The Metropolitan Police has denied that its operation failed ahead of Sunday’s UEFA Euro 2020 final at Wembley and has said that the match “could have been abandoned” without the immediate intervention of officers.
The final between England and Italy on Sunday night was marred by ugly scenes which saw several ticketless fans storm Wembley after breaking through ticket barriers. Videos on social media also showed fans fighting with other supporters and stewards once inside the stadium.
The official capacity for the match was 60,000 in line with COVID-19 guidelines. However, estimates suggest that there were around 200,000 fans in the vicinity of the stadium ahead of kick-off.
The English Football Association (FA) said on Monday that it would carry out a full review and investigation into the events. UEFA, football’s European governing body, followed suit on Tuesday and specifically charged the FA with offences relating to invasion of the field of play by its supporters, throwing of objects by its supporters, lighting a firework by its fans and disturbance of the Italian national anthem.
UEFA said that an Ethics and Disciplinary Inspector has been appointed to conduct a disciplinary investigation into events involving supporters which occurred “inside and around the stadium”. More information on this matter will be made available in due course.
Sunday’s events have led to criticism of the security operation in place at Wembley but the Met Police has denied that it was at fault. In a statement issued yesterday (Wednesday), Deputy Assistant Commissioner Jane Conners reiterated the Met’s commitment to identifying the fans responsible for the scenes at Wembley and in central London.
“Ahead of the final, police commanders deployed one of the most significant and comprehensive policing plans the Met has ever committed to a football match of this scale,” said Conners. “In Wembley, soon into the day it became clear that a high number of fans were arriving without tickets.
“Police commanders recognised this could result in ticketless fans attempting to get into the stadium, they updated security officials at Wembley of this risk. To support the stewarding efforts, further highly trained public order officers were deployed to Wembley Stadium as a precaution.
“Soon after gates opened, the stewarding and outer security perimeter became overwhelmed and fans began pushing through security checks. I want to praise the quick response by police commanders and those brave officers who confronted these subsequent scenes of disorder and violence.”
The statement continued: “I am in no doubt that their swift action prevented any further escalation.

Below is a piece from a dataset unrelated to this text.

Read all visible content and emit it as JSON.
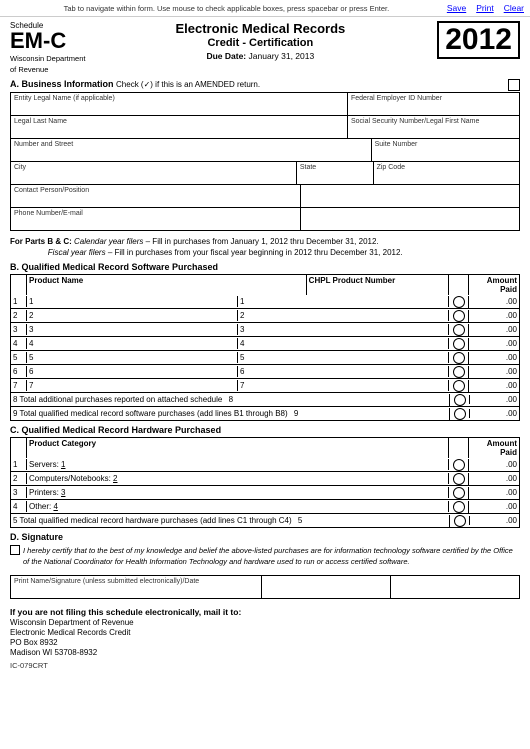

Frustratingly, 19 of our officers were injured during the course of Sunday’s policing operation when confronting volatile crowds.
“I do not accept that the policing operation failed and I stand by the difficult decisions made by police officers and the Met’s public order commanders. Without their immediate intervention, it is possible that this game could have been abandoned.
“The ugly scenes at Wembley on Sunday night will rightly be reviewed by the Football Association and by police. Where lessons can be learnt we will work with partners to ensure that future matches are not disrupted by a group of hooligans who are fuelled on alcohol.”
The Met Police said that 51 people were arrested across London as part of its policing operation on Sunday. Twenty-six of those were arrested in Wembley, with 25 arrests made following events in central London. Further arrests are expected in the coming days and weeks.
One of the organisers of the groups of ticketless fans that stormed Wembley told The Guardian earlier this week that hundreds of supporters had shared tips about getting into Wembley via instant messaging platform Telegram.
The fan detailed how he and around 300 others got into Wembley via an entrance for disabled visitors and claimed others bribed stewards to get in. The fan estimated that at least 5,000 entered the stadium without a ticket.